Soon, a nation of climate refugees may trace their way home to nothing but a screen.
I read some sea science and policy so you don’t have to. Here’s the gist:
As you sow?
Climate change discriminates.
● Sea levels don’t rise uniformly; some countries are at a greater risk. Tuvalu faces rates significantly higher than the global average of 0.15 inches/year.
● It’s not like karma. Despite contributing 0.00002% of global emissions, it is set to be one of the first countries to become uninhabitable.
We have till ~2100, which seems further away than it is.
The problem is Tuvalu is 26 sq/km, home to under 12,000 Christian Polynesians.

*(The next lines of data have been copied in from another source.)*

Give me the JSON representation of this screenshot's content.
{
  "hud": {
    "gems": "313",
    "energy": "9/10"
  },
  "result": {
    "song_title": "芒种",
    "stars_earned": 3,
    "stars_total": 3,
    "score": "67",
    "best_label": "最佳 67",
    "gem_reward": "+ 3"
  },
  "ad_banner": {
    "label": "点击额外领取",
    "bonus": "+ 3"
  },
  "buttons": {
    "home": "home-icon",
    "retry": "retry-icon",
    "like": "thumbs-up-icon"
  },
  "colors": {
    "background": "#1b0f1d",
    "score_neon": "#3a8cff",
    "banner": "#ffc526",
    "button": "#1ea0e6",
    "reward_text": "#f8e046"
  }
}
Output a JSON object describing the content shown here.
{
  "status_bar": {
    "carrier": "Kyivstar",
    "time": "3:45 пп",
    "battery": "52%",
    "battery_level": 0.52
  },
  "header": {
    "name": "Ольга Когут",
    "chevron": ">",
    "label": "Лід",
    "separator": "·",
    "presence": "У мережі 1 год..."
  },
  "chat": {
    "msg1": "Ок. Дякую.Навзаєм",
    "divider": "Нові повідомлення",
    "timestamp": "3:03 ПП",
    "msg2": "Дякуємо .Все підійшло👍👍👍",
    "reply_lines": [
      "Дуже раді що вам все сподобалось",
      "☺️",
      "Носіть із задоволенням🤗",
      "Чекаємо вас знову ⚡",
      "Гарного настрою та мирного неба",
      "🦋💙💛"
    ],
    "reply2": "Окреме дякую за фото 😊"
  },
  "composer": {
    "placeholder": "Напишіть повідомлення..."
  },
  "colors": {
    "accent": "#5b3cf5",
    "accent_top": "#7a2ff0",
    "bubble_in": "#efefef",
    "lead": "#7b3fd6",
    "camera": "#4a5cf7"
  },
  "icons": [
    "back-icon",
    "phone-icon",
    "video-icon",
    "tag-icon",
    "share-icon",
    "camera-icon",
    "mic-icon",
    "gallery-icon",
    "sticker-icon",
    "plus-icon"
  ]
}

For perspective, Mumbai could fit 23 Tuvalus and Narendra Modi Stadium could host the population 12x. And this doesn’t help in the global diplomacy marketplace:
● People of colour.
● Small population that poses neither threat nor industrial opportunity.
● Few and limited global exports, so no bargaining power.
Since 2015, Tuvalu and the Alliance of Small Island States have advocated for polluting giants (think UNSC) to compensate smaller nations that face climate impacts they didn’t cause. Eight years on, no prizes for guessing how it’s going.
The $38.9 million Tuvalu Coastal Adaptation Project – ft. UNDP, the Green Climate Fund, and Australia – is building 0.073 sq/km of land on 3 islands by May 2024, designed to stay above sea level beyond 2100. The long-term vision is 3.6 sq/km of similarly resilient land built across all 9 islands.
Before and after. Photo Source: James Lewis TCAP Coastal Engineer, UNDP
The hope is that this action is timely and sufficient, but it may not be. Natural disasters like cyclones and heavy rains may render the islands uninhabitable regardless of sea levels. In the face of inadequate attention COP after COP, we prepare for the worst…
What of maritime borders?
Tuvalu relies on fishing for subsistence and trade, which means this is a question of the national standard of living.
There’s no clear answer in international law. However, we cling hopefully to the International Law Association’s 2016 recommendation that baselines “should not be required to be recalculated should sea level change affect the geographical locality of the coastline.”
In this best-case scenario, some questions remain:
● How to protect and capitalise on a maritime zone without land?
● Does a landless State get to retain its seat at the UN?
● What is the future of citizenship and passports?
Woefully, Tuvalu may set many precedents for governance in a climate-wrecked world.
To where will the diaspora come home?
If you haven’t visited tuvalu.tv yet, know that it is a solemn experience. On the bottom right, you’ll find a nation sinking into the internet:
Piece by piece, we’ll preserve our country, provide solace to our people, and remind our children and grandchildren what our home once was.– Simon Kofe, Minister of Justice, Communication, and Foreign Affairs, speaking at COP27
Have a Moment?
Tuvalu.tv allows you to ‘Save The Real Tuvalu’ by sending a pre-written plea to your environmental minister. It takes about 10 seconds; for many of us, it’s perhaps the most and least we can do.
And now you know.